FRANKFURT -- VW’s supervisory board has an opportunity to give stakeholders and investors clarity regarding the automaker’s long-term future while simultaneously setting up the world’s second-largest automaker for even bigger financial gains. The trick will be picking the perfect chairman.
“With the right kind of leadership, we believe VW could raise profitability significantly,” wrote Bernstein analyst Max Warburton on Sunday, the day after Ferdinand Piech resigned as VW Group chairman. Piech lost the support of key VW power players when he tried to remove Martin Winterkorn as VW Group CEO.
Ex-union boss Berthold Huber is interim chairman. He will lead the company’s annual meeting on May 5 in Hanover, but he’s not the likely successor to Piech.
No time pressure
A decision on a successor won’t be made by next week’s gathering as the company’s under no time pressure to act, Lower Saxony Prime Minister Stephan Weil said in an interview with newspaper NWZ published on Tuesday.
“The board and the management are totally capable of functioning,” Weil said. “The board’s executive committee plans to approach this calmly.”
Piech remains a board member of the family’s investment vehicle Porsche Automobil Holding SE. He can also exert influence within the family, which has agreements in place to vote as a bloc. That means he could hold up discussions on a successor, said a person familiar with the family’s structure. None of the family representatives would comment on succession.
Piech’s power stems from a holding of about 13 percent of Porsche SE common stock, said the person, who asked not to be identified because the details are private. If he seeks to sell those shares, he’d have to offer them to other family members first.
That would mean the clan -- which has about 35 members, including Piech’s 12 children -- would have to come up with about 1.8 billion euros to buy him out, based on prices for Porsche SE’s publicly traded, non-voting preferred shares.

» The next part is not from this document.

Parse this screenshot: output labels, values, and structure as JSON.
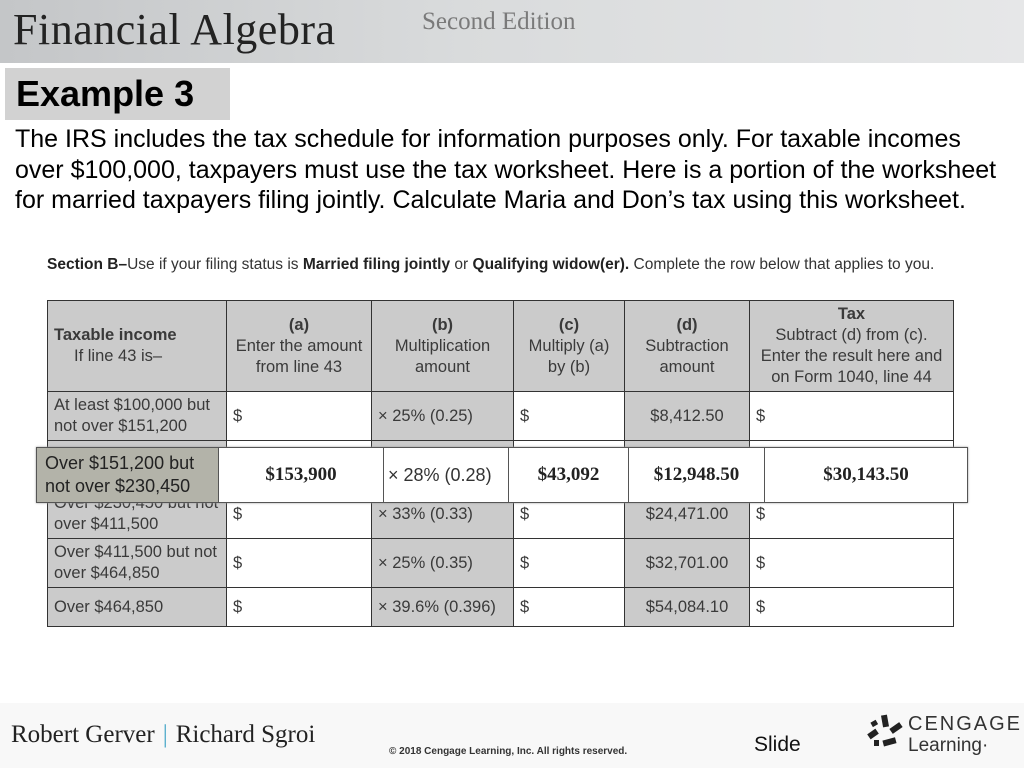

It will not be easy to find a candidate that appeals to both sides of the Porsche-Piech clan, which has nearly 51 percent of VW’s ordinary shares, as well as 20 percent shareholder Lower Saxony and the Gulf state of Qatar, which owns a further 17 percent of the votes.
Although unions have no direct say in who becomes chair -- a position endowed with a tie-breaking vote -- their delegates take up half the seats on the supervisory board and will be a key negotiating partner for the new boardroom leader.
“To run Volkswagen you need the support of the Porsche family, Lower Saxony and the unions -- no one knew this better than Piech,” a source said.
The only one with the necessary qualifications that all members of the board have united around is Winterkorn, but he still has a contract valid through the end of next year. Promoting him might leave a sudden vacuum as he was widely expected to inherit the post only after finishing his term as CEO of the group.
“We think it’s logical to assume Winterkorn, given his widespread support, will soon be coronated as Chairman,” wrote Warburton, who took a positive spin by viewing his possible replacement as CEO potentially free enough to launch comprehensive Gorbachev-style “Perestroika” reforms with Piech gone.